__Task to carry out__.
For each line of the listing below that contains the string "name", copy the line.

Data excerpts: Begin

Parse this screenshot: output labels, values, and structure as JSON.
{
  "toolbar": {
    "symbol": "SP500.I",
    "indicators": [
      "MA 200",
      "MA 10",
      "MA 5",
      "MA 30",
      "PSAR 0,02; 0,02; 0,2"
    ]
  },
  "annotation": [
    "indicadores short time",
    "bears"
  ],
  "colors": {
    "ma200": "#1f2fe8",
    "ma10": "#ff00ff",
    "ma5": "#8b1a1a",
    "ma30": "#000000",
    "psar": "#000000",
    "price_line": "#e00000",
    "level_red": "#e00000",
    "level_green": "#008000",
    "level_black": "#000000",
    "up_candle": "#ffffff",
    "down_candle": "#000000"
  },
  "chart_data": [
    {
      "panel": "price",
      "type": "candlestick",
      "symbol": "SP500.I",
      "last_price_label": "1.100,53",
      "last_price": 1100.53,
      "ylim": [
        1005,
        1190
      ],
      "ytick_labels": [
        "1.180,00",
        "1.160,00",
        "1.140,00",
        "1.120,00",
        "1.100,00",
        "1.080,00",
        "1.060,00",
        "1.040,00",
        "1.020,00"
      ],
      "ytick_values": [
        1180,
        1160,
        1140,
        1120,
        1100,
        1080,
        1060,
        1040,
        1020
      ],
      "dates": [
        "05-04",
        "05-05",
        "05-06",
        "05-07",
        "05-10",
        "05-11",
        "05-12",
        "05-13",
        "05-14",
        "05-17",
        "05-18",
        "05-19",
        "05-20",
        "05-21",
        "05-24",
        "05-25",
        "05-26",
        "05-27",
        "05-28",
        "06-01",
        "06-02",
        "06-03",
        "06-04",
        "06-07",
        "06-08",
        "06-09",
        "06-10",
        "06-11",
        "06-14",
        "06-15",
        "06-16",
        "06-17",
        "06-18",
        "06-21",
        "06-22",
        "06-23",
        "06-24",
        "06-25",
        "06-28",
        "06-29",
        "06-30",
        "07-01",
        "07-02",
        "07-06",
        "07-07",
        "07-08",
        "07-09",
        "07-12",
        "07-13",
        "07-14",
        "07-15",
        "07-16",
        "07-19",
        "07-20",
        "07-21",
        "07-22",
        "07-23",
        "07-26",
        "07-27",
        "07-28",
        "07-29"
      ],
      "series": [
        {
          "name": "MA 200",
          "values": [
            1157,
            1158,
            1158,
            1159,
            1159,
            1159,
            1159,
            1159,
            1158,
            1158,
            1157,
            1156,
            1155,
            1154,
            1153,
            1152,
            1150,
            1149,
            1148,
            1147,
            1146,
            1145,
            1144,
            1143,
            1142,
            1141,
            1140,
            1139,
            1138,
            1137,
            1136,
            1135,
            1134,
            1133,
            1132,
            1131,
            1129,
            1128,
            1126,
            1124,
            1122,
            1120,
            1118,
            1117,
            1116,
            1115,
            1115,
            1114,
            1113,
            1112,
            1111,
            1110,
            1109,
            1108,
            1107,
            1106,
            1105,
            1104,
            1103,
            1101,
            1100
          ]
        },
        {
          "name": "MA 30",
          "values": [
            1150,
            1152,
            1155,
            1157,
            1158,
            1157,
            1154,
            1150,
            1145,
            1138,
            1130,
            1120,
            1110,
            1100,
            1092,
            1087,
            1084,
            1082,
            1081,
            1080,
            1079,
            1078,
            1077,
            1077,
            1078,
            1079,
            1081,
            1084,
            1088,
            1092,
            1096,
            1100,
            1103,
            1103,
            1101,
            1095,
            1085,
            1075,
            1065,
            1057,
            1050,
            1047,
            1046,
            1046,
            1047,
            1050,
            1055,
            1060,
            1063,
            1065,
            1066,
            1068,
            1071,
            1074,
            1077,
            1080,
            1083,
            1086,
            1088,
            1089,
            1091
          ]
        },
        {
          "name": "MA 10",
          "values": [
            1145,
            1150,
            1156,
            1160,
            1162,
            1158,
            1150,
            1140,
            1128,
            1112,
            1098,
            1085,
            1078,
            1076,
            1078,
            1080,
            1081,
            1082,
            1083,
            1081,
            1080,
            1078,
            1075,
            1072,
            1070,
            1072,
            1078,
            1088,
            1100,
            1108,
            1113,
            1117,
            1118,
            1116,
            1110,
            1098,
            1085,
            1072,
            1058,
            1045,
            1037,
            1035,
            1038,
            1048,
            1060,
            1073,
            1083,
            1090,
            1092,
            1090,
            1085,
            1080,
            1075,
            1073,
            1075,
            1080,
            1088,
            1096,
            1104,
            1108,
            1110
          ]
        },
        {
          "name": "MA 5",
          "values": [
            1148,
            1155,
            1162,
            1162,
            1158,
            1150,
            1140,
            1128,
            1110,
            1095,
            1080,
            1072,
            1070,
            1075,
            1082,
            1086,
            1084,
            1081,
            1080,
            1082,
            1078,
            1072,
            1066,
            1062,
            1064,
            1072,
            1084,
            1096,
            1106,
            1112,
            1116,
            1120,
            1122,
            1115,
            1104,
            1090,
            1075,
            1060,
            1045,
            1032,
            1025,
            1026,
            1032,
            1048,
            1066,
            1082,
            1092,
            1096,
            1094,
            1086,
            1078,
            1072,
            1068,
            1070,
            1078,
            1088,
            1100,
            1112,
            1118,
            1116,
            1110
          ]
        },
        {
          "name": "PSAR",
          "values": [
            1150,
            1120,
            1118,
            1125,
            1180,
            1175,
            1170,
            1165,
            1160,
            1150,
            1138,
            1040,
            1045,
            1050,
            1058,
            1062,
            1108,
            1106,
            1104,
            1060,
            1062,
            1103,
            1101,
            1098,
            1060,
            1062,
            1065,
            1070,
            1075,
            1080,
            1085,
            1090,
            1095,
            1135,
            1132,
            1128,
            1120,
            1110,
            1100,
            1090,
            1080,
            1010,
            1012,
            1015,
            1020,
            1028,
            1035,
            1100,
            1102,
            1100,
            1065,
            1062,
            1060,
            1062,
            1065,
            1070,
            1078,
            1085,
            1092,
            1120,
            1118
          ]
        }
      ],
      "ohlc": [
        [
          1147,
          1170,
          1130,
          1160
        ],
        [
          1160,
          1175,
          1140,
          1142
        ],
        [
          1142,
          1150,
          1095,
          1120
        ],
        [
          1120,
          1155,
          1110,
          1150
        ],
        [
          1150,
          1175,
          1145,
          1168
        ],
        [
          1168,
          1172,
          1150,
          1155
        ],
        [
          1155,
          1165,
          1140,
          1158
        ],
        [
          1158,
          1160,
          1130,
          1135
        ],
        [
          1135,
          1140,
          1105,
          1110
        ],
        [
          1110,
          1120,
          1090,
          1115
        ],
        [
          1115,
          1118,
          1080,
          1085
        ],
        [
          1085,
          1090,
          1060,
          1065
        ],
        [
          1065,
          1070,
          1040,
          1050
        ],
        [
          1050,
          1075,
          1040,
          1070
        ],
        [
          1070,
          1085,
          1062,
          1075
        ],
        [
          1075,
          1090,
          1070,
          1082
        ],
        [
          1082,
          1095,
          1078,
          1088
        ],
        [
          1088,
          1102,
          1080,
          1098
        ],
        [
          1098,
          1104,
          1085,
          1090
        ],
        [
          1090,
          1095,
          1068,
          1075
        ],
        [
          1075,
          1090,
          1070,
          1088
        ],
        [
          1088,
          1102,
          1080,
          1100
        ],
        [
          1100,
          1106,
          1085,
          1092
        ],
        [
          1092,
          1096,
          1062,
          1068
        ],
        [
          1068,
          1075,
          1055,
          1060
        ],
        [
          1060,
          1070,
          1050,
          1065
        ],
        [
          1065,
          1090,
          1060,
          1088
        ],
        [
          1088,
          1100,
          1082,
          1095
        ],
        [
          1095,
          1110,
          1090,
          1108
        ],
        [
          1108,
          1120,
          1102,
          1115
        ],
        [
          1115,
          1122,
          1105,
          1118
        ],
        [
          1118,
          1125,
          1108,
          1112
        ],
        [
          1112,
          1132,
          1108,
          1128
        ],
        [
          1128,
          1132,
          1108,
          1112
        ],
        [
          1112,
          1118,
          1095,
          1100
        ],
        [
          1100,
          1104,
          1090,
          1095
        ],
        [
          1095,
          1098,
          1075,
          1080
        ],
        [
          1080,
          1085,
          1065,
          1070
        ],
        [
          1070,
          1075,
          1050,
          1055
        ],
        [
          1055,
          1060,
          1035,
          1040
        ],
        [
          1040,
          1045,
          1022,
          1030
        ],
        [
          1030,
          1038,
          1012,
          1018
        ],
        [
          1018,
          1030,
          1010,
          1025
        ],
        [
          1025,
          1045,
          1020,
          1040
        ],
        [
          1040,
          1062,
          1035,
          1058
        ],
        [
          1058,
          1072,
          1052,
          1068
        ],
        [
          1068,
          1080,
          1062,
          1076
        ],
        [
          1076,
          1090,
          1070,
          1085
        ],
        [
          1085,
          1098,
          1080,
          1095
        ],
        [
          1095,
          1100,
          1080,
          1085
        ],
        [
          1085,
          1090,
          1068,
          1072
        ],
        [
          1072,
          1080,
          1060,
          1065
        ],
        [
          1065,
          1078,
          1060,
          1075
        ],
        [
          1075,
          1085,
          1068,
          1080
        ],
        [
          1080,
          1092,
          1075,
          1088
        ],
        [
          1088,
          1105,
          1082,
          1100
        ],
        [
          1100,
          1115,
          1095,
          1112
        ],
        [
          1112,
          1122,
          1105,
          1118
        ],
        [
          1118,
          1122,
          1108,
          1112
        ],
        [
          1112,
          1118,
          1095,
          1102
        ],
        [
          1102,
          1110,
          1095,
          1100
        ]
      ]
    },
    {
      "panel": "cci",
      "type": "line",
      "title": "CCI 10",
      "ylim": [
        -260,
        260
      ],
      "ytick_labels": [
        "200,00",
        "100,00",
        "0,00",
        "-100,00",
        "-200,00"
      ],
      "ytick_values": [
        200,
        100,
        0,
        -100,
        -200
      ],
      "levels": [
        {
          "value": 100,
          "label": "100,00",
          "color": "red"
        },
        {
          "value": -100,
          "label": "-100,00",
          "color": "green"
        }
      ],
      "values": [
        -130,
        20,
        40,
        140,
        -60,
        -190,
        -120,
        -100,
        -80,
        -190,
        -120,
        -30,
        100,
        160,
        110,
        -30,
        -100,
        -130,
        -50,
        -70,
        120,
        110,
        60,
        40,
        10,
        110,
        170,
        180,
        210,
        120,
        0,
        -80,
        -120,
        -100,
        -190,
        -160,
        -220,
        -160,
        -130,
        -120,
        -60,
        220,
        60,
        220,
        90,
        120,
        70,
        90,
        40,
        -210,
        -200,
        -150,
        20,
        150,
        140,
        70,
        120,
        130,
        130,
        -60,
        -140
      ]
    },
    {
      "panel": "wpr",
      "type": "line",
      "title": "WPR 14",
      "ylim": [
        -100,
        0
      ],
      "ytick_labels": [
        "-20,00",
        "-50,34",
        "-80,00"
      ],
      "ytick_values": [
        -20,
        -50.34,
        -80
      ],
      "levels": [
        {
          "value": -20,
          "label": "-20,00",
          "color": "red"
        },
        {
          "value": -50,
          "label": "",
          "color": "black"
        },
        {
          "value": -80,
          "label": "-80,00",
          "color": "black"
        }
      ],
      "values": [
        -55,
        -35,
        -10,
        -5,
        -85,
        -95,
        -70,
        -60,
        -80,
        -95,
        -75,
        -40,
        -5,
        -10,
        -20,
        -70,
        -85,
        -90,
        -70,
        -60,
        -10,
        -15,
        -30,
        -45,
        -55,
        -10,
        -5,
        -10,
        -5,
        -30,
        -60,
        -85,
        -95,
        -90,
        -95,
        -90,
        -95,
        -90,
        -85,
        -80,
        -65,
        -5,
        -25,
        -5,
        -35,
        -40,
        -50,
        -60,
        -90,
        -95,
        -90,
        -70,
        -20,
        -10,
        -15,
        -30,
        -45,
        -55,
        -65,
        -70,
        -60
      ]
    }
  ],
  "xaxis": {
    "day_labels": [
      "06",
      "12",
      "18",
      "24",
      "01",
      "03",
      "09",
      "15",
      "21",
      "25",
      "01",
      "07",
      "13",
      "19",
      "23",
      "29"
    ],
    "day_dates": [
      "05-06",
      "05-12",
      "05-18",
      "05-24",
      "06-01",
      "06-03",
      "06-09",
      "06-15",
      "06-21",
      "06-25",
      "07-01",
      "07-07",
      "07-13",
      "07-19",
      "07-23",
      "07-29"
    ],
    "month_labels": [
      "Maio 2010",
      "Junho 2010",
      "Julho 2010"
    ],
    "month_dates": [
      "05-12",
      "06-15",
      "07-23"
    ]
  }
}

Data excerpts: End

__Reply to the task__.
          "name": "MA 200",
          "name": "MA 30",
          "name": "MA 10",
          "name": "MA 5",
          "name": "PSAR",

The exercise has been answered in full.